“The Erasmus+ project, “Educating Social Partners towards Ethnic Diversity in SMEs” (MigrAID) addresses ethnic diversity in the workplace of Small and Medium Enterprises (SMEs) in order to facilitate the smooth integration of migrant workers. Ethnic diversity, inclusion, workplace diversity, inequality, discrimination and conflict resolution are themes highlighting all activities of the project.
MigrAID ultimate aim is to strengthen the skills and competencies of social partners and migrants to understand, handle and deal better with the above themes. The main project’s deliverables are: two interconnected research studies on Ethnic Diversity in SMEs, two seminars for social partners and immigrants, a five-day training activity for social partners, the development of a training e-platform and the creation of a conflict resolution simulator.
More specifically, the main objective of this Output, the “Ethnic Diversity Guide for SMEs”, is to help social partners to better identify the most appropriate principles, tools, and procedures for enabling SMEs to promote ethnic diversity in the workplace. This Guide has been constructed based on the previous work, knowledge, and expertise of the MigrAID team work.
Ethnic Diversity Guide for SMEs is addressed to Social Partners (employers’ associations and trade unions), SMEs, and Employees in SMEs in order to:
Improve the understanding of social partners on ethnic diversity.
Improve their skills on managing conflicts at the workplace.
Promote migrants’ integration.
Provide existing best practices on ethnic diversity in SMEs and managing conflicts.
Interested individuals can access the Project’s web-site for more detailed information at: www.migraid.eu ”
Why did this seminar leave a good taste?
Mrs Profiri, being a deep connoisseur of the EU diversity, gender and ethnicity principles, as well as a highly-skilled instructor, managed to effectively communicate the baselines of what EU currently refers to as “ethnicity diversity management” in the new era dawning for the Greek labor relations and society in general.
Regardless of one’s political, religious and cultural affiliations, this seminar objectively focused on the challenges, myths and truths about the next day, and how Greek SMEs can be prepared and make decisions regarding their growth, sustainability and social balance.

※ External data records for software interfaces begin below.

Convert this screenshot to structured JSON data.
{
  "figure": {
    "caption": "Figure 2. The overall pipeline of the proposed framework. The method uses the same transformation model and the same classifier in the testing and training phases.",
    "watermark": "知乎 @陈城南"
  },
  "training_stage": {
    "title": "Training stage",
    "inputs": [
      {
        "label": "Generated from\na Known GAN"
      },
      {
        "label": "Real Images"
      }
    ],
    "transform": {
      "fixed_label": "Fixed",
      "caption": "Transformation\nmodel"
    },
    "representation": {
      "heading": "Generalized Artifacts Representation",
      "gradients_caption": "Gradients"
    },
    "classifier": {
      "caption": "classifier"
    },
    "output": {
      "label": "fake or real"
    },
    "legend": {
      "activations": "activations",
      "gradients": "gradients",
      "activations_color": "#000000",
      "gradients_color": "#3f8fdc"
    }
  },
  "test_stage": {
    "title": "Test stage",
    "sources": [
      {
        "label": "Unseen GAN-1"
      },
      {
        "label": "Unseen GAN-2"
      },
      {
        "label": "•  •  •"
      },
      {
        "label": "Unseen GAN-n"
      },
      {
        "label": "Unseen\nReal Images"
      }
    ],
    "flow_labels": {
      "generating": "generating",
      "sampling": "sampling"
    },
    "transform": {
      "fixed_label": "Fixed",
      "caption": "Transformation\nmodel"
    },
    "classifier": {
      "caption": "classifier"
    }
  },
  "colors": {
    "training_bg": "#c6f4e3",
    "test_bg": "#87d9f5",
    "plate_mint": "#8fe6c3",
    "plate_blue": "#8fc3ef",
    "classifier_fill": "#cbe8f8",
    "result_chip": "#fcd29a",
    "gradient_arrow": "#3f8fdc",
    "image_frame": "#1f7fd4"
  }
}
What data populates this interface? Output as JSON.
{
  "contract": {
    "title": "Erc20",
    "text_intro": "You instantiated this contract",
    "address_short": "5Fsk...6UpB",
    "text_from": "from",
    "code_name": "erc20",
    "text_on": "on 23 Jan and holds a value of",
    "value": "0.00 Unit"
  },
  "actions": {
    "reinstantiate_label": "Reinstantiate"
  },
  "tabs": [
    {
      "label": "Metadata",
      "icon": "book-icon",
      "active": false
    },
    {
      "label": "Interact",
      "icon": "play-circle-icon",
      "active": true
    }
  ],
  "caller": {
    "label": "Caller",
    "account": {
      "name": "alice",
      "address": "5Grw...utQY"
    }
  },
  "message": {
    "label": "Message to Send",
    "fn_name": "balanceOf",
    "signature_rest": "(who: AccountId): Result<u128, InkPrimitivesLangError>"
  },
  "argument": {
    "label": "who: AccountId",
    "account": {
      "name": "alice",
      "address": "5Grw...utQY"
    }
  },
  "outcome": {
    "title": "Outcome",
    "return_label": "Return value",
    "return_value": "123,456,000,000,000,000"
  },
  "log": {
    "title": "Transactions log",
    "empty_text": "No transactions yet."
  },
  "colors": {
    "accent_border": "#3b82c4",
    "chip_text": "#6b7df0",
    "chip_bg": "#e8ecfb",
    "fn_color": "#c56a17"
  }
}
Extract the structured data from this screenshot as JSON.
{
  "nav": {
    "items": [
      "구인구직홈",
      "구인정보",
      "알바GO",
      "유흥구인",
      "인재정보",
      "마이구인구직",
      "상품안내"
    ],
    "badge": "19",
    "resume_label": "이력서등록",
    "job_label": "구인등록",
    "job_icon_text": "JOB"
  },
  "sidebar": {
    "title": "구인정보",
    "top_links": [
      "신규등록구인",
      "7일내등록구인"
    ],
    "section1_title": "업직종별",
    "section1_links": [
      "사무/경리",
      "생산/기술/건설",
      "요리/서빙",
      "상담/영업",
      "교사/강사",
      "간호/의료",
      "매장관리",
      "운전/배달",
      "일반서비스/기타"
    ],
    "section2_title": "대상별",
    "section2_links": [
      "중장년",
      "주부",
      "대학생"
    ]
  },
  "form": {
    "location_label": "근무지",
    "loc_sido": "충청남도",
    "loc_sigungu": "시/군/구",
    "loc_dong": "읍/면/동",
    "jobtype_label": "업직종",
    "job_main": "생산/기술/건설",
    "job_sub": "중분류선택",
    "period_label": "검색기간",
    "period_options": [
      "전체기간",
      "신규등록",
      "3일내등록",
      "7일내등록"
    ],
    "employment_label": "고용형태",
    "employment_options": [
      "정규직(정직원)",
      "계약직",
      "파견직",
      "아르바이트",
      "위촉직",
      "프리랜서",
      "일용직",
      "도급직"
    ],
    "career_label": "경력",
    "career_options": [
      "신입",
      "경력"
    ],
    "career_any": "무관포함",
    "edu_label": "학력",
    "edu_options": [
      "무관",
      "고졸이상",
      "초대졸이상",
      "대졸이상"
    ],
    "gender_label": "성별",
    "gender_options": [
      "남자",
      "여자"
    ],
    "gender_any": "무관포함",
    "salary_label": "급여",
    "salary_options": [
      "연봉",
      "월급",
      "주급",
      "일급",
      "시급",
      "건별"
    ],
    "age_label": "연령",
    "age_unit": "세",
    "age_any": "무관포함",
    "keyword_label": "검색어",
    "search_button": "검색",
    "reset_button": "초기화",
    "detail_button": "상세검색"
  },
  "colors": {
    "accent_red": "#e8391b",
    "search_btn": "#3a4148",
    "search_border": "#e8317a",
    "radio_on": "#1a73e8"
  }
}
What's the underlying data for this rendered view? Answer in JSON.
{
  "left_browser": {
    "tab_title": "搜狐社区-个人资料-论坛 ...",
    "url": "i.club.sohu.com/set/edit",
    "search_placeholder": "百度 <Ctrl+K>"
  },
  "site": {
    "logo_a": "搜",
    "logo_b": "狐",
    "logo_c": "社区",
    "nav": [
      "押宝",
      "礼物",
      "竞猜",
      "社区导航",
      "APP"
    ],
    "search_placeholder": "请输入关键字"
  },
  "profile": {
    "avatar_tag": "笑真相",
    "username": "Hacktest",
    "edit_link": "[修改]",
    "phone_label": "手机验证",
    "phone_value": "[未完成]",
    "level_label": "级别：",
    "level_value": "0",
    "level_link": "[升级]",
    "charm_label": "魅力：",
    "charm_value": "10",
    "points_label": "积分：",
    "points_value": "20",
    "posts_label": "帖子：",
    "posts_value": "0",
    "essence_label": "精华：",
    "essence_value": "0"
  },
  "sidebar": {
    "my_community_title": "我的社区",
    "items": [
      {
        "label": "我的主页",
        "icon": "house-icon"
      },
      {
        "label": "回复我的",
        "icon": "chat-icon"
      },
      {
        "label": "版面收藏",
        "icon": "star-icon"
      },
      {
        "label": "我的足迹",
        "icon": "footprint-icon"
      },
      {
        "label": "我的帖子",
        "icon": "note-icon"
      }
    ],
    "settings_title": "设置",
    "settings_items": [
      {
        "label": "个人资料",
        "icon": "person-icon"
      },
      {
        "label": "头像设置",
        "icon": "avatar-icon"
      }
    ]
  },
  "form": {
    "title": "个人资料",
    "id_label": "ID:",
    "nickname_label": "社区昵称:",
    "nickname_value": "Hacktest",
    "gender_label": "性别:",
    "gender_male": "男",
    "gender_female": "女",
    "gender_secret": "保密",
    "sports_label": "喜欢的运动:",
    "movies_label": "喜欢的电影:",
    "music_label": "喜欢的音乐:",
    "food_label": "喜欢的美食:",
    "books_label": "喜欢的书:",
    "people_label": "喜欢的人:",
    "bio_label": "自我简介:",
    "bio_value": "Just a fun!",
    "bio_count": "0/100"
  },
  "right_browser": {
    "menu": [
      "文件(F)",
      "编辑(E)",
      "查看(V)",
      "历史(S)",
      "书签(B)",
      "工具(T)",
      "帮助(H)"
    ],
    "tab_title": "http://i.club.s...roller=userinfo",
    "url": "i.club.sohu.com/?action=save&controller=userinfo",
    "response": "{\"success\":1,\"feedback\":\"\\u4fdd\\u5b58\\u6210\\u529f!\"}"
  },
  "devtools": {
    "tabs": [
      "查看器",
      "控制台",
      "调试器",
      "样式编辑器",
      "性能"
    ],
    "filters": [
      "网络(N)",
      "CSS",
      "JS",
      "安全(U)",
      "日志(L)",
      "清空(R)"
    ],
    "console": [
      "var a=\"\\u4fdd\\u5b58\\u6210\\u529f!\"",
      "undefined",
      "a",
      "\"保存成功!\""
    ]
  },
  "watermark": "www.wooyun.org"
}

So, whether you are a language mediator (translator, interpreter, etc.) or a potential employer (owner of a translation agency, a company, or an NGO), or simply a concerned fellow human, feel free to visit the MigrAID website [www.migraid.eu] or download the Intellectual Output (courtesy of IME GSEVEE, available in PDF format here).
About the author:
Katia Sabathianaki graduated in 2004 from the Department of Foreign Languages, Translation and Interpreting of the Ionian University. She completed an internship at the Greek Embassy in Jakarta, Indonesia, for three months and then successfully complete her MA studies in European Studies & Translation of the Heriot Watt University. Since 2007, she lives and works in Athens as a freelance translator specializing in the areas of energy, economy, EU documents, law, medicine, as well as in the translation of official documents. Since 2007, she’s also been learning Russian. In 2008 she became a member of PEEMPIP and supports since then every initiative for the protection of the translation field’s rights, but also of any creative idea bringing those participating in the translation process together.